“Issues could be solved if we think innovatively and collaborate, because no company or organisation can solve Africa’s challenges alone.” - Richard Ntombela, DuPont
SOUTH AFRICA, Johannesburg (PRWEB) December 09, 2014
The private sector should collaborate with government to solve South Africa’s problems and brainstorm workable solutions that lend themselves to public-private partnerships. A more proactive approach, innovative thinking and the willingness to work together could achieve far more than the general tendency to point fingers and complain.
This was one of the main points made at the first “Brain Trust” on Infrastructure Development held in Johannesburg on 3 December, a private sector platform hosted by DuPont that seeks to generate discussion on new approaches to the socio-economic dilemmas of South Africa and the rest of the continent.
“Government keeps asking how the private sector can contribute and we always say government must make the environment conducive. Let’s see how we can meet government halfway,” said Macfarlane Moleli, facilitator of the discussion.
This first Brain Trust was a collaborative effort involving four private sector players concerned about the lack of productive engagement between government and the private sector. The companies consist of global science company DuPont, law firm Hogan Lovells, investment company Shanduka Group, and REDISA (Recycling and Economic Development Initiative of South Africa). There are plans to introduce similar forums involving other private sector players from various industries in the future.
At the discussion, representatives of all four organisations emphasised the importance of pooling knowledge and sharing experience.

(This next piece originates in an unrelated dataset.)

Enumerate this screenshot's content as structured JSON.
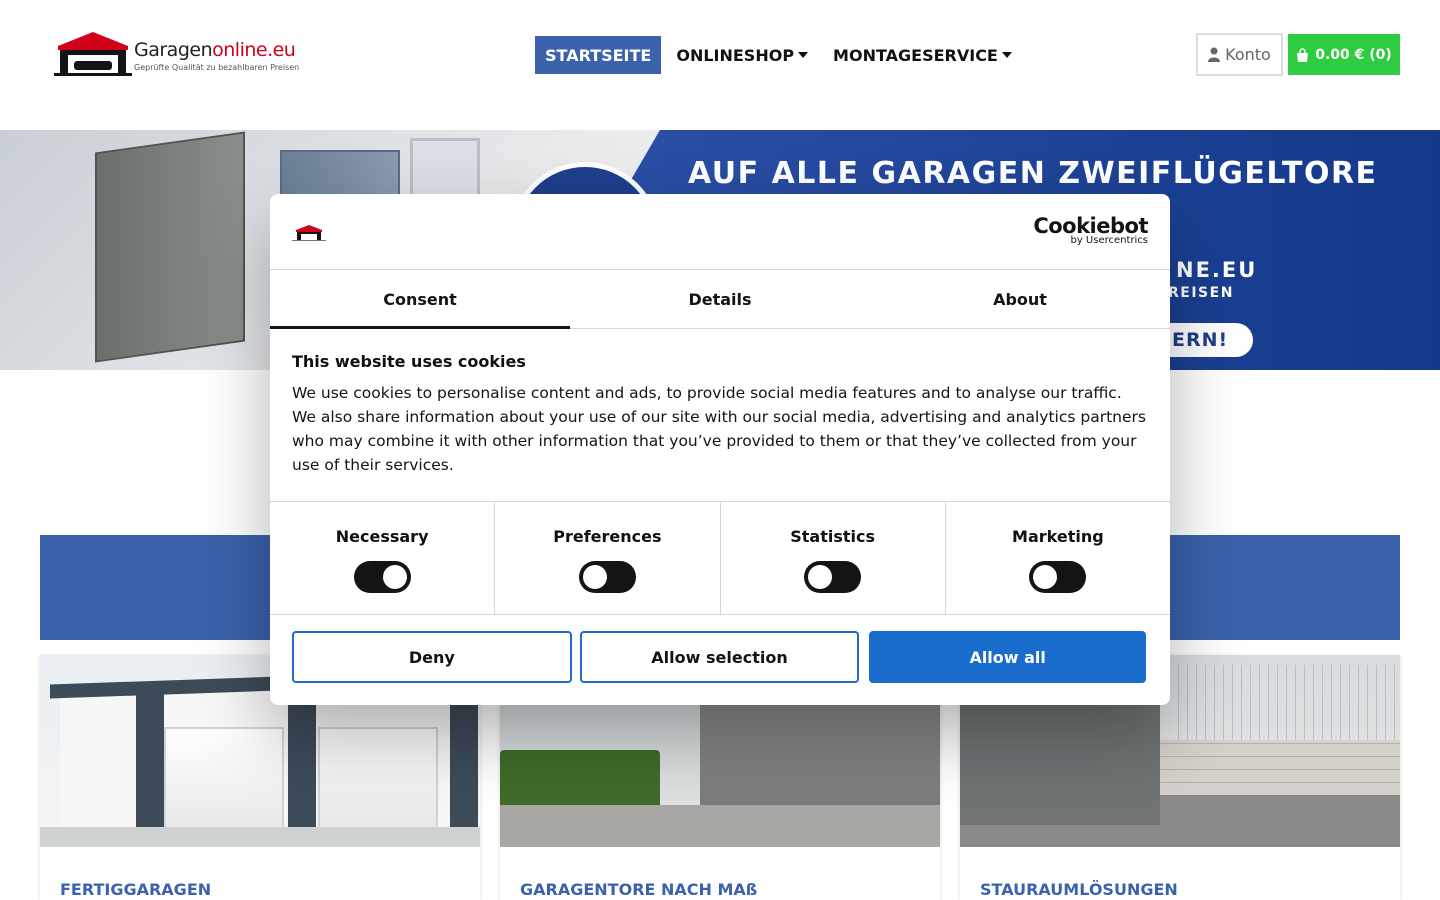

“Issues could be solved if we think innovatively and collaborate, because no company or organisation can solve Africa’s challenges alone,” said DuPont P&IP Business Leader, Richard Ntombela, referring not only to collaboration between the private sector and government, but also between business in South Africa and in other African countries. “South Africa is well developed and has the resources and know-how, but how do we take our knowledge and share it with the rest of Africa”?
Stacey Davidson of REDISA said one area where South Africa had been highly successful in public-private collaboration – and could share with other African countries - was the tyre recycling industry. “This is an example of real out-of-the-box thinking. Instead of focusing on the linear economy where products are sold, distributed and thrown away, we should perhaps start focusing on stimulating the circular economy, where waste is turned into worth and not thrown away.”
Julian Nixon of Shanduka Group said another successful example of public-private partnership in South Africa was the ongoing renewable energy programme, REEP. “We have seen government take the lead and it is a well-run programme. Through this public-private partnership, an international company has set up a wind tower factory in Cape Town and is making technology that previously was imported. Now we need to take our best practices further and show that when we engage with each other and with international companies, we address issues.”
Commenting on the relationship between business in South Africa and the rest of Africa, Rajen Ranchhoojee, head of the Africa Desk at Hogan Lovells, said South Africa was at a crossroad in a sense. “South Africa needs to decide whether we want to be a springboard into Africa or an innovator. Do we want to be a country that grows through the benefit of foreign direct investment or do we as the most developed country in Africa want to capitalise on Africa by sharing and investing? South Africa is not nearly active enough in engaging the rest of Africa. It is only in the last five years that South African firms have really taken an interest.”
All four panel members agreed that it was essential to fill the vacuum between government and the private sector by discussing and collaborating on solutions that have already been shown to work and could be extended to other areas of the economy or the continent. They also agreed that the Brain Trust should not become just another “talk shop” but a platform for putting words into action.
DuPont (NYSE: DD) has been bringing world-class science and engineering to the global marketplace in the form of innovative products, materials, and services since 1802. The company believes that by collaborating with customers, governments, NGOs, and thought leaders we can help find solutions to such global challenges as providing enough healthy food for people everywhere, decreasing dependence on fossil fuels, and protecting life and the environment. For additional information about DuPont and its commitment to inclusive innovation, please visit http://www.dupont.co.za or follow @DuPontAfrica on Twitter. The DuPont Oval, DuPont™ and The miracles of science™, are registered trademarks or trademarks of E. I. du Pont de Nemours and Company or its affiliates.